- Provided records -

------------------------------------------------------------

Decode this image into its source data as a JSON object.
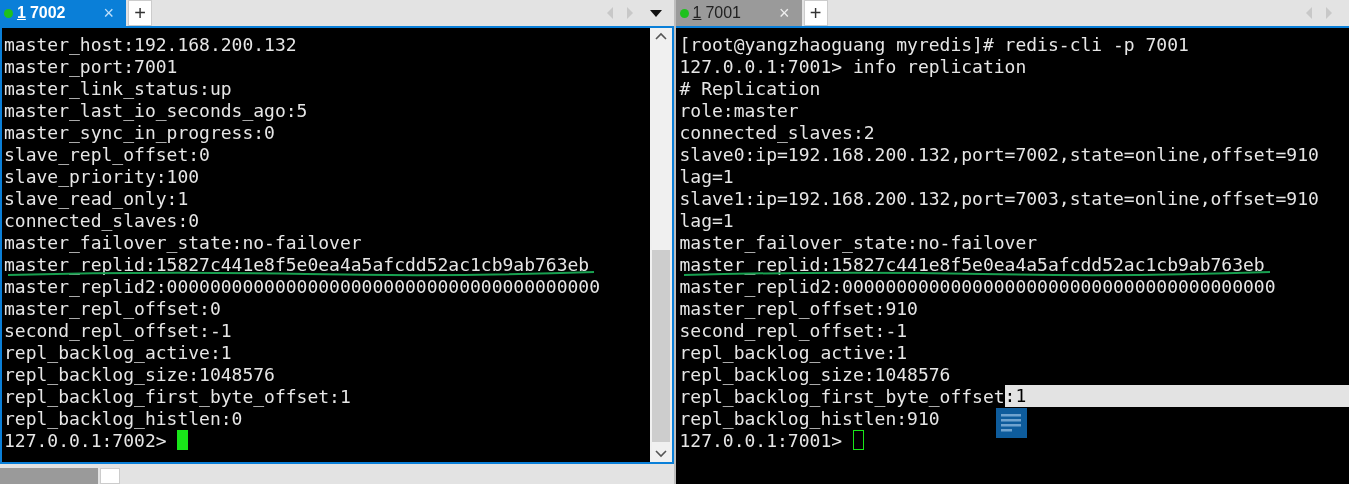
{
  "panes": [
    {
      "focused": true,
      "tab": {
        "number": "1",
        "label": "7002",
        "selected": true,
        "connected": true
      },
      "add_label": "+",
      "close_label": "×",
      "cursor_filled": true,
      "lines": [
        {
          "text": "master_host:192.168.200.132"
        },
        {
          "text": "master_port:7001"
        },
        {
          "text": "master_link_status:up"
        },
        {
          "text": "master_last_io_seconds_ago:5"
        },
        {
          "text": "master_sync_in_progress:0"
        },
        {
          "text": "slave_repl_offset:0"
        },
        {
          "text": "slave_priority:100"
        },
        {
          "text": "slave_read_only:1"
        },
        {
          "text": "connected_slaves:0"
        },
        {
          "text": "master_failover_state:no-failover"
        },
        {
          "text": "master_replid:15827c441e8f5e0ea4a5afcdd52ac1cb9ab763eb",
          "underlined": true
        },
        {
          "text": "master_replid2:0000000000000000000000000000000000000000"
        },
        {
          "text": "master_repl_offset:0"
        },
        {
          "text": "second_repl_offset:-1"
        },
        {
          "text": "repl_backlog_active:1"
        },
        {
          "text": "repl_backlog_size:1048576"
        },
        {
          "text": "repl_backlog_first_byte_offset:1"
        },
        {
          "text": "repl_backlog_histlen:0"
        },
        {
          "text": "127.0.0.1:7002> ",
          "prompt": true
        }
      ]
    },
    {
      "focused": false,
      "tab": {
        "number": "1",
        "label": "7001",
        "selected": false,
        "connected": true
      },
      "add_label": "+",
      "close_label": "×",
      "cursor_filled": false,
      "lines": [
        {
          "text": "[root@yangzhaoguang myredis]# redis-cli -p 7001"
        },
        {
          "text": "127.0.0.1:7001> info replication"
        },
        {
          "text": "# Replication"
        },
        {
          "text": "role:master"
        },
        {
          "text": "connected_slaves:2"
        },
        {
          "text": "slave0:ip=192.168.200.132,port=7002,state=online,offset=910"
        },
        {
          "text": "lag=1"
        },
        {
          "text": "slave1:ip=192.168.200.132,port=7003,state=online,offset=910"
        },
        {
          "text": "lag=1"
        },
        {
          "text": "master_failover_state:no-failover"
        },
        {
          "text": "master_replid:15827c441e8f5e0ea4a5afcdd52ac1cb9ab763eb",
          "underlined": true
        },
        {
          "text": "master_replid2:0000000000000000000000000000000000000000"
        },
        {
          "text": "master_repl_offset:910"
        },
        {
          "text": "second_repl_offset:-1"
        },
        {
          "text": "repl_backlog_active:1"
        },
        {
          "text": "repl_backlog_size:1048576"
        },
        {
          "text": "repl_backlog_first_byte_offset",
          "selected_text": ":1"
        },
        {
          "text": "repl_backlog_histlen:910",
          "note_icon": true
        },
        {
          "text": "127.0.0.1:7001> ",
          "prompt": true
        }
      ]
    }
  ]
}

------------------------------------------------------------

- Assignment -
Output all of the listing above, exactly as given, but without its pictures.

- Written solution -
Decode this image into its source data as a JSON object.
{
  "panes": [
    {
      "focused": true,
      "tab": {
        "number": "1",
        "label": "7002",
        "selected": true,
        "connected": true
      },
      "add_label": "+",
      "close_label": "×",
      "cursor_filled": true,
      "lines": [
        {
          "text": "master_host:192.168.200.132"
        },
        {
          "text": "master_port:7001"
        },
        {
          "text": "master_link_status:up"
        },
        {
          "text": "master_last_io_seconds_ago:5"
        },
        {
          "text": "master_sync_in_progress:0"
        },
        {
          "text": "slave_repl_offset:0"
        },
        {
          "text": "slave_priority:100"
        },
        {
          "text": "slave_read_only:1"
        },
        {
          "text": "connected_slaves:0"
        },
        {
          "text": "master_failover_state:no-failover"
        },
        {
          "text": "master_replid:15827c441e8f5e0ea4a5afcdd52ac1cb9ab763eb",
          "underlined": true
        },
        {
          "text": "master_replid2:0000000000000000000000000000000000000000"
        },
        {
          "text": "master_repl_offset:0"
        },
        {
          "text": "second_repl_offset:-1"
        },
        {
          "text": "repl_backlog_active:1"
        },
        {
          "text": "repl_backlog_size:1048576"
        },
        {
          "text": "repl_backlog_first_byte_offset:1"
        },
        {
          "text": "repl_backlog_histlen:0"
        },
        {
          "text": "127.0.0.1:7002> ",
          "prompt": true
        }
      ]
    },
    {
      "focused": false,
      "tab": {
        "number": "1",
        "label": "7001",
        "selected": false,
        "connected": true
      },
      "add_label": "+",
      "close_label": "×",
      "cursor_filled": false,
      "lines": [
        {
          "text": "[root@yangzhaoguang myredis]# redis-cli -p 7001"
        },
        {
          "text": "127.0.0.1:7001> info replication"
        },
        {
          "text": "# Replication"
        },
        {
          "text": "role:master"
        },
        {
          "text": "connected_slaves:2"
        },
        {
          "text": "slave0:ip=192.168.200.132,port=7002,state=online,offset=910"
        },
        {
          "text": "lag=1"
        },
        {
          "text": "slave1:ip=192.168.200.132,port=7003,state=online,offset=910"
        },
        {
          "text": "lag=1"
        },
        {
          "text": "master_failover_state:no-failover"
        },
        {
          "text": "master_replid:15827c441e8f5e0ea4a5afcdd52ac1cb9ab763eb",
          "underlined": true
        },
        {
          "text": "master_replid2:0000000000000000000000000000000000000000"
        },
        {
          "text": "master_repl_offset:910"
        },
        {
          "text": "second_repl_offset:-1"
        },
        {
          "text": "repl_backlog_active:1"
        },
        {
          "text": "repl_backlog_size:1048576"
        },
        {
          "text": "repl_backlog_first_byte_offset",
          "selected_text": ":1"
        },
        {
          "text": "repl_backlog_histlen:910",
          "note_icon": true
        },
        {
          "text": "127.0.0.1:7001> ",
          "prompt": true
        }
      ]
    }
  ]
}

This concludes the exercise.